A 401K is a savings plan for retirement that is sponsored by your employer. Employees can save a piece of their paycheck before taxes are taken out, and put it toward their retirement.
Talking about far-off retirement plans can be overwhelming and boring. After all, it’s way easier to think about the here-and-now. We budget, save for vacation and pay the bills. That seems like enough… right?
On the contrary, planning for retirement is incredibly vital and cannot be forgotten or overlooked.
The 401K may be a good fit for your lifestyle, but there can also be cons. Your employer may not be matching the money that you contribute, and also could require tenure before allowing you to withdraw. If you aren’t sure about the 401K, there are many different options out there to consider.
Here are some alternatives to the typical 401K that may compliment your lifestyle and finances better.
- Index Funds- These are funds invested on an index of stocks. (You may have heard of S&P 500 or the Dow.) By investing in an index fund, you basically are investing in all the companies that make up that particular index (instead of investing in certain stocks). You are at the same risk as those who buy stock individually, but since the market typically increases over time, index funds could be used as an investing option for retirement.
- Roth IRAs and Traditional IRAs- IRA stands for Individual Retirement Account. Roth and Traditional IRAs differ from the 401K by bypassing the employer altogether. You save completely on your own for retirement. The biggest difference between the Roth and Traditional lies with when you pay your income taxes. Check out the two and see if one of these may be a better retirement plan for you.
- Simplified Employee Pension IRAs- SEP IRAs are a great option for any of you independent contractors, free-lance workers, or business owners out there. It is very similar to the Traditional IRA and could be very beneficial with your taxes. It doesn’t matter how small your business is, so definitely check it out!
- Variable Annuities- These are contracts between you, the investor, and an insurance company. The investor purchases a variable annuity upfront or over a period of time, and the insurance company makes periodic payments to you after retirement. However, there can be high fees and tax penalties, so do your research and insure that the contract is safe and beneficial for you.
- Bonds- Bonds may be great to dabble in addition to the 401K or any of the other retirement options listed above. Bonds essentially are saving accounts that pay interest rates. You set these rates at the time of purchase, and it’s an incredibly safe and stable investment. Because of its safety, they typically return less money than other higher risk investments.

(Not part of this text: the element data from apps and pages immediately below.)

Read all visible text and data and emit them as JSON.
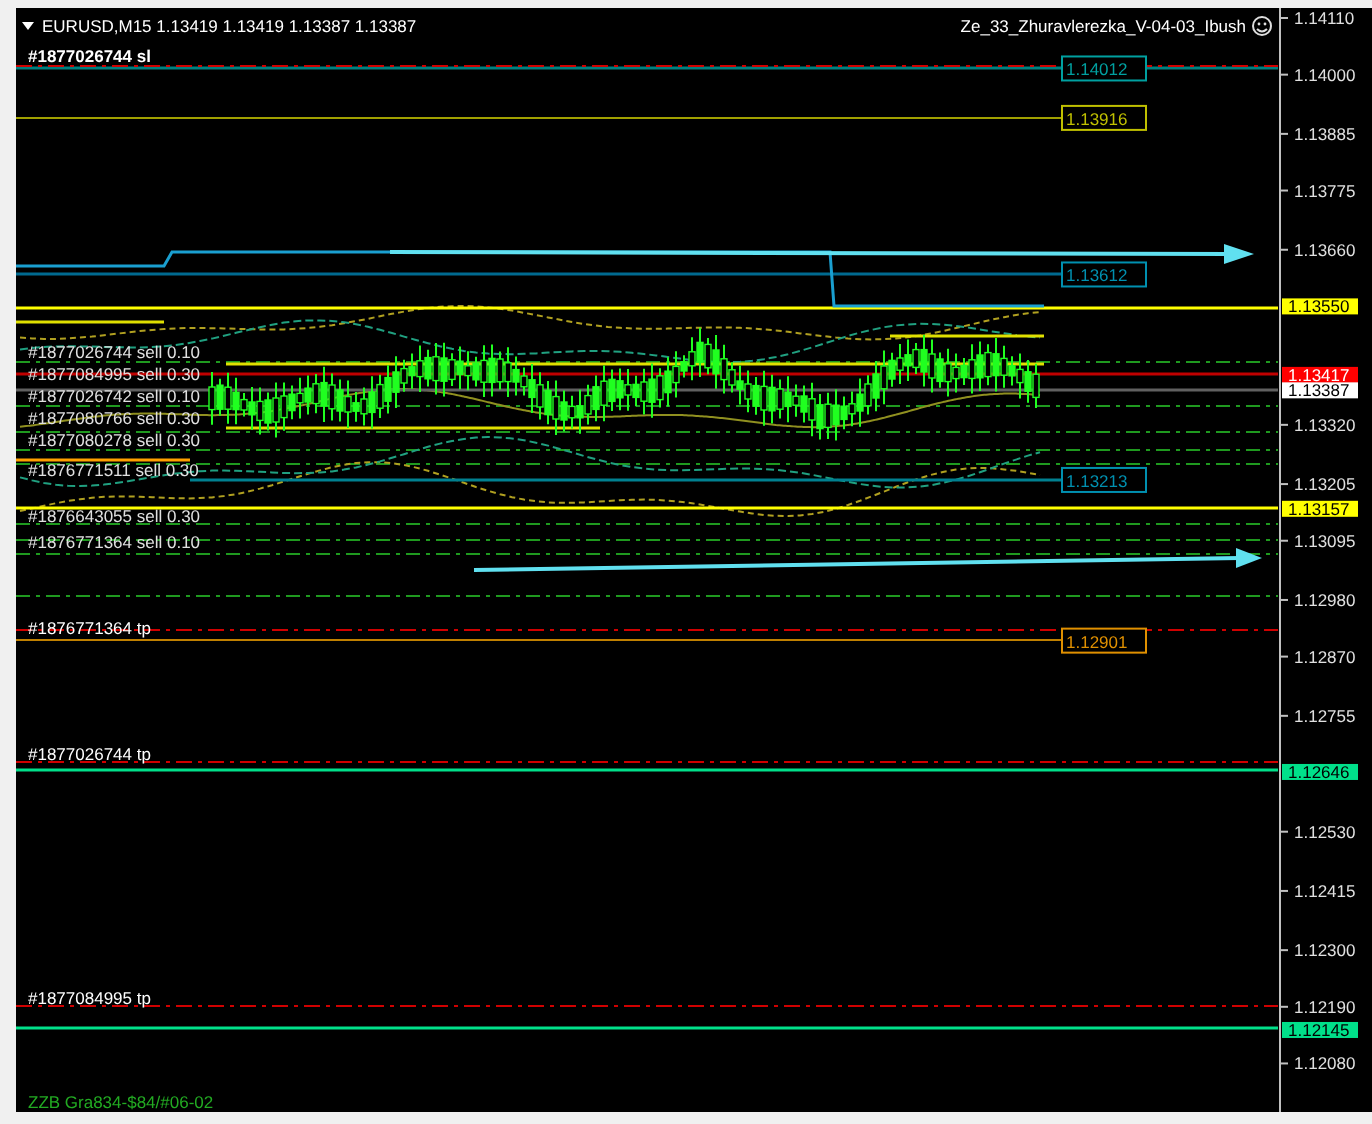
{
  "chart_title": "EURUSD,M15  1.13419 1.13419 1.13387 1.13387",
  "expert_name": "Ze_33_Zhuravlerezka_V-04-03_Ibush",
  "price_axis": {
    "ticks": [
      "1.14110",
      "1.14000",
      "1.13885",
      "1.13775",
      "1.13660",
      "1.13320",
      "1.13205",
      "1.13095",
      "1.12980",
      "1.12870",
      "1.12755",
      "1.12530",
      "1.12415",
      "1.12300",
      "1.12190",
      "1.12080"
    ]
  },
  "axis_tags": [
    {
      "price": "1.13550",
      "color": "#ffff00"
    },
    {
      "price": "1.13417",
      "color": "#ff0000"
    },
    {
      "price": "1.13387",
      "color": "#ffffff"
    },
    {
      "price": "1.13157",
      "color": "#ffff00"
    },
    {
      "price": "1.12646",
      "color": "#00e08a"
    },
    {
      "price": "1.12145",
      "color": "#00e08a"
    }
  ],
  "level_tags": [
    {
      "price": "1.14012",
      "color": "#00a0a0"
    },
    {
      "price": "1.13916",
      "color": "#c0c000"
    },
    {
      "price": "1.13612",
      "color": "#0090b0"
    },
    {
      "price": "1.13213",
      "color": "#0090b0"
    },
    {
      "price": "1.12901",
      "color": "#e09000"
    }
  ],
  "order_labels": [
    {
      "text": "#1877026744 sl",
      "kind": "stop"
    },
    {
      "text": "#1877026744 sell 0.10",
      "kind": "order"
    },
    {
      "text": "#1877084995 sell 0.30",
      "kind": "order"
    },
    {
      "text": "#1877026742 sell 0.10",
      "kind": "order"
    },
    {
      "text": "#1877080766 sell 0.30",
      "kind": "order"
    },
    {
      "text": "#1877080278 sell 0.30",
      "kind": "order"
    },
    {
      "text": "#1876771511 sell 0.30",
      "kind": "order"
    },
    {
      "text": "#1876643055 sell 0.30",
      "kind": "order"
    },
    {
      "text": "#1876771364 sell 0.10",
      "kind": "order"
    },
    {
      "text": "#1876771364 tp",
      "kind": "target"
    },
    {
      "text": "#1877026744 tp",
      "kind": "target"
    },
    {
      "text": "#1877084995 tp",
      "kind": "target"
    }
  ],
  "footer_text": "ZZB Gra834-$84/#06-02"
}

However, your money will be safe and making interest for retirement.
Do some research on what your employer offers and which option may be the best fit for you. Regardless of what you choose to use, saving for retirement should be a priority in your life.